WORK TO BE COMPLETED
The listing below is to be output in its exact form.

RECORDS FOR THIS EXERCISE
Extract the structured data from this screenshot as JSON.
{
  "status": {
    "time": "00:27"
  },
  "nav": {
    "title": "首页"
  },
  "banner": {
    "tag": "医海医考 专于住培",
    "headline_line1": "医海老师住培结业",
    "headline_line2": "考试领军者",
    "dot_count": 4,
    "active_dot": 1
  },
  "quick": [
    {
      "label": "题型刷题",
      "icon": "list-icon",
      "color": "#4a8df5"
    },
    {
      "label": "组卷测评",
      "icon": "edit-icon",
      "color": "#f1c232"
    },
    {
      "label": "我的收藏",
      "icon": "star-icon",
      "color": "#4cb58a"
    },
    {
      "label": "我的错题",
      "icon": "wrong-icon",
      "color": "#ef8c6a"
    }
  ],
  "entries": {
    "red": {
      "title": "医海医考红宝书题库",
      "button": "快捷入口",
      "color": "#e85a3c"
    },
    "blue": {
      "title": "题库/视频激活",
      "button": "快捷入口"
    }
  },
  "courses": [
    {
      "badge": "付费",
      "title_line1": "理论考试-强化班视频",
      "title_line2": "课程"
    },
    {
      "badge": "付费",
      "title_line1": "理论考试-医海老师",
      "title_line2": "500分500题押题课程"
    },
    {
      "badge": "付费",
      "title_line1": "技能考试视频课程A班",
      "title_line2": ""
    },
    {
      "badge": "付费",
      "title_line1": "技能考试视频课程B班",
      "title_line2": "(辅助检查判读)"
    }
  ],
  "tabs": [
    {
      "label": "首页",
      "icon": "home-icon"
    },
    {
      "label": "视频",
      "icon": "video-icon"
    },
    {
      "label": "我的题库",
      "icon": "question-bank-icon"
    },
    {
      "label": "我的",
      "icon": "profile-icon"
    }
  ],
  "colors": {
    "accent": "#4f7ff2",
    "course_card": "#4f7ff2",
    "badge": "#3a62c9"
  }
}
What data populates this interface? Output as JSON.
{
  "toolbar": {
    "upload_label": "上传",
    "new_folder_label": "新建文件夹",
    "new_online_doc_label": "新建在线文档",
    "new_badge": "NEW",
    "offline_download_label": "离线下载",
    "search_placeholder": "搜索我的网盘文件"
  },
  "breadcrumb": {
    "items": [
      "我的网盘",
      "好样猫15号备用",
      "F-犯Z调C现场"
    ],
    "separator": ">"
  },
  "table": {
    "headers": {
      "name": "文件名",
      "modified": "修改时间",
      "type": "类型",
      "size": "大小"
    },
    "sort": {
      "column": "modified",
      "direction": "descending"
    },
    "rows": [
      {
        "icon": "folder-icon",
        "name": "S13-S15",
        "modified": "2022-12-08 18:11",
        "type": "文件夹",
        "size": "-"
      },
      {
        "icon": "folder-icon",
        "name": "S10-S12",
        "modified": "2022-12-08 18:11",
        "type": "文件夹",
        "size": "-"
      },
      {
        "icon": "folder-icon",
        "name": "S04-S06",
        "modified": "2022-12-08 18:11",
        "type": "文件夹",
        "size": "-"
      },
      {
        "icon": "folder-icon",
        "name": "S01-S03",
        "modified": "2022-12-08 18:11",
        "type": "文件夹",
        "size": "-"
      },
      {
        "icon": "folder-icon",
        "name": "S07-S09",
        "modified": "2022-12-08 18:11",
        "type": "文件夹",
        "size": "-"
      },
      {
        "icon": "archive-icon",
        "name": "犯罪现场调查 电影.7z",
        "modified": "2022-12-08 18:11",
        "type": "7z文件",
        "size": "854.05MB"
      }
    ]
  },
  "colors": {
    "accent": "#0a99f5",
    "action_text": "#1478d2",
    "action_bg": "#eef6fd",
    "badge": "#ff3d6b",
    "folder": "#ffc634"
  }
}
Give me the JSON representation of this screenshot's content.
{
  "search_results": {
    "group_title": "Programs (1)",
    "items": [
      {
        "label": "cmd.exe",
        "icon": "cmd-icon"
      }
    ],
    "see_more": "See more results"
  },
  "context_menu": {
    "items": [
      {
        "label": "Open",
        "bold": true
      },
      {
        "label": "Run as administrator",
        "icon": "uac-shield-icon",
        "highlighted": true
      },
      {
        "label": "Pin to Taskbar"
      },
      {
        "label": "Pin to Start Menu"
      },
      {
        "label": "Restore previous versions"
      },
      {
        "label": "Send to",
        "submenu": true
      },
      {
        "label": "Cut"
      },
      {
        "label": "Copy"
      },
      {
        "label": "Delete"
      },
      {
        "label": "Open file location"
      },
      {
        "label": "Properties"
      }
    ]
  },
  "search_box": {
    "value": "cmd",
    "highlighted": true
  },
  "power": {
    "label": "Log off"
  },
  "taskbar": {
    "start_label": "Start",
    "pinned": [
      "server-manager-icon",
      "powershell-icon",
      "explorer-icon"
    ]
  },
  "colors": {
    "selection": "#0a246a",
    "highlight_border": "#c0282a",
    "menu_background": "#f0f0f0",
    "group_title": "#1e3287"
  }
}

ANSWER TO THE EXERCISE
Extract the structured data from this screenshot as JSON.
{
  "status": {
    "time": "00:27"
  },
  "nav": {
    "title": "首页"
  },
  "banner": {
    "tag": "医海医考 专于住培",
    "headline_line1": "医海老师住培结业",
    "headline_line2": "考试领军者",
    "dot_count": 4,
    "active_dot": 1
  },
  "quick": [
    {
      "label": "题型刷题",
      "icon": "list-icon",
      "color": "#4a8df5"
    },
    {
      "label": "组卷测评",
      "icon": "edit-icon",
      "color": "#f1c232"
    },
    {
      "label": "我的收藏",
      "icon": "star-icon",
      "color": "#4cb58a"
    },
    {
      "label": "我的错题",
      "icon": "wrong-icon",
      "color": "#ef8c6a"
    }
  ],
  "entries": {
    "red": {
      "title": "医海医考红宝书题库",
      "button": "快捷入口",
      "color": "#e85a3c"
    },
    "blue": {
      "title": "题库/视频激活",
      "button": "快捷入口"
    }
  },
  "courses": [
    {
      "badge": "付费",
      "title_line1": "理论考试-强化班视频",
      "title_line2": "课程"
    },
    {
      "badge": "付费",
      "title_line1": "理论考试-医海老师",
      "title_line2": "500分500题押题课程"
    },
    {
      "badge": "付费",
      "title_line1": "技能考试视频课程A班",
      "title_line2": ""
    },
    {
      "badge": "付费",
      "title_line1": "技能考试视频课程B班",
      "title_line2": "(辅助检查判读)"
    }
  ],
  "tabs": [
    {
      "label": "首页",
      "icon": "home-icon"
    },
    {
      "label": "视频",
      "icon": "video-icon"
    },
    {
      "label": "我的题库",
      "icon": "question-bank-icon"
    },
    {
      "label": "我的",
      "icon": "profile-icon"
    }
  ],
  "colors": {
    "accent": "#4f7ff2",
    "course_card": "#4f7ff2",
    "badge": "#3a62c9"
  }
}
What data populates this interface? Output as JSON.
{
  "toolbar": {
    "upload_label": "上传",
    "new_folder_label": "新建文件夹",
    "new_online_doc_label": "新建在线文档",
    "new_badge": "NEW",
    "offline_download_label": "离线下载",
    "search_placeholder": "搜索我的网盘文件"
  },
  "breadcrumb": {
    "items": [
      "我的网盘",
      "好样猫15号备用",
      "F-犯Z调C现场"
    ],
    "separator": ">"
  },
  "table": {
    "headers": {
      "name": "文件名",
      "modified": "修改时间",
      "type": "类型",
      "size": "大小"
    },
    "sort": {
      "column": "modified",
      "direction": "descending"
    },
    "rows": [
      {
        "icon": "folder-icon",
        "name": "S13-S15",
        "modified": "2022-12-08 18:11",
        "type": "文件夹",
        "size": "-"
      },
      {
        "icon": "folder-icon",
        "name": "S10-S12",
        "modified": "2022-12-08 18:11",
        "type": "文件夹",
        "size": "-"
      },
      {
        "icon": "folder-icon",
        "name": "S04-S06",
        "modified": "2022-12-08 18:11",
        "type": "文件夹",
        "size": "-"
      },
      {
        "icon": "folder-icon",
        "name": "S01-S03",
        "modified": "2022-12-08 18:11",
        "type": "文件夹",
        "size": "-"
      },
      {
        "icon": "folder-icon",
        "name": "S07-S09",
        "modified": "2022-12-08 18:11",
        "type": "文件夹",
        "size": "-"
      },
      {
        "icon": "archive-icon",
        "name": "犯罪现场调查 电影.7z",
        "modified": "2022-12-08 18:11",
        "type": "7z文件",
        "size": "854.05MB"
      }
    ]
  },
  "colors": {
    "accent": "#0a99f5",
    "action_text": "#1478d2",
    "action_bg": "#eef6fd",
    "badge": "#ff3d6b",
    "folder": "#ffc634"
  }
}
Give me the JSON representation of this screenshot's content.
{
  "search_results": {
    "group_title": "Programs (1)",
    "items": [
      {
        "label": "cmd.exe",
        "icon": "cmd-icon"
      }
    ],
    "see_more": "See more results"
  },
  "context_menu": {
    "items": [
      {
        "label": "Open",
        "bold": true
      },
      {
        "label": "Run as administrator",
        "icon": "uac-shield-icon",
        "highlighted": true
      },
      {
        "label": "Pin to Taskbar"
      },
      {
        "label": "Pin to Start Menu"
      },
      {
        "label": "Restore previous versions"
      },
      {
        "label": "Send to",
        "submenu": true
      },
      {
        "label": "Cut"
      },
      {
        "label": "Copy"
      },
      {
        "label": "Delete"
      },
      {
        "label": "Open file location"
      },
      {
        "label": "Properties"
      }
    ]
  },
  "search_box": {
    "value": "cmd",
    "highlighted": true
  },
  "power": {
    "label": "Log off"
  },
  "taskbar": {
    "start_label": "Start",
    "pinned": [
      "server-manager-icon",
      "powershell-icon",
      "explorer-icon"
    ]
  },
  "colors": {
    "selection": "#0a246a",
    "highlight_border": "#c0282a",
    "menu_background": "#f0f0f0",
    "group_title": "#1e3287"
  }
}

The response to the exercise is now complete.